Document Type


Degree Name

Doctor of Philosophy (PhD)

First Advisor

Karl A. Roider, Jr

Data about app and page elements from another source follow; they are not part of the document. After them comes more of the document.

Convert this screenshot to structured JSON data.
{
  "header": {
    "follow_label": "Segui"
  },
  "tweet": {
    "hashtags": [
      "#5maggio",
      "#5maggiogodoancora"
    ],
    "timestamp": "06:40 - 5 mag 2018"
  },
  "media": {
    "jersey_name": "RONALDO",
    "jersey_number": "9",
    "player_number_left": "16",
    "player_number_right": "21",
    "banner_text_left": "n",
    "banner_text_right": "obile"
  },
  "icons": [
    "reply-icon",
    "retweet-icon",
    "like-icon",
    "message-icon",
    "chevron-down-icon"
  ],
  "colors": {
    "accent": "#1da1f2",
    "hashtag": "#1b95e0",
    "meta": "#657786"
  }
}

Historians have debated whether the radical reforms of the Habsburg Emperor Joseph II (1780-1790) were motivated by the spirit of Enlightenment or simply by Realpolitik. The purpose of this work is to go beyond the legal and philosophical discussion surrounding this debate; to examine the effects of one piece of legislation, the Edict of Toleration, as the government interpreted and applied it in the southern province of Carinthia; and in so doing, to provide a clearer picture of the person of the Emperor and his bureaucracy. While today's conception of toleration includes an equal recognition and respect for all rights, opinions, and practices, religious toleration as set forth by the Emperor was enacted by authorities who believed that they belonged to the only true religion and had no hesitation about placing limits on it. Key stipulations in the general edict, published in October 1781, permitted Lutherans, Calvinists, and the Greek Orthodox to call pastors and teachers and to build churches and schools when they had one hundred families or five hundred persons in a congregation and to be considered for advancement in civil and academic posts based on merit rather than confession. Even though Protestants were still considered second-class citizens under the toleration legislation, their legal status was vastly improved over earlier conditions. While Catholic religious leaders strongly opposed the toleration, government officials in Carinthia often treated non-Catholics fairly and even compassionately. However, the greatest threat to the Protestants establishing their churches came from among their own people. Educated Protestant pastors, who emigrated from schools in Germany and Hungary, encountered illiteracy, immorality, and poverty on a large scale among people who were often unwilling to change long-held traditions and who quarreled over meager resources. Because the non-Catholics in Carinthia never accounted for more than five percent of the population of the province, they were neither a threat to the Catholics nor much of a support to the Emperor. Without the regular attention of Joseph II and his bureaucrats, the Protestant church there, in all likelihood, would not have survived.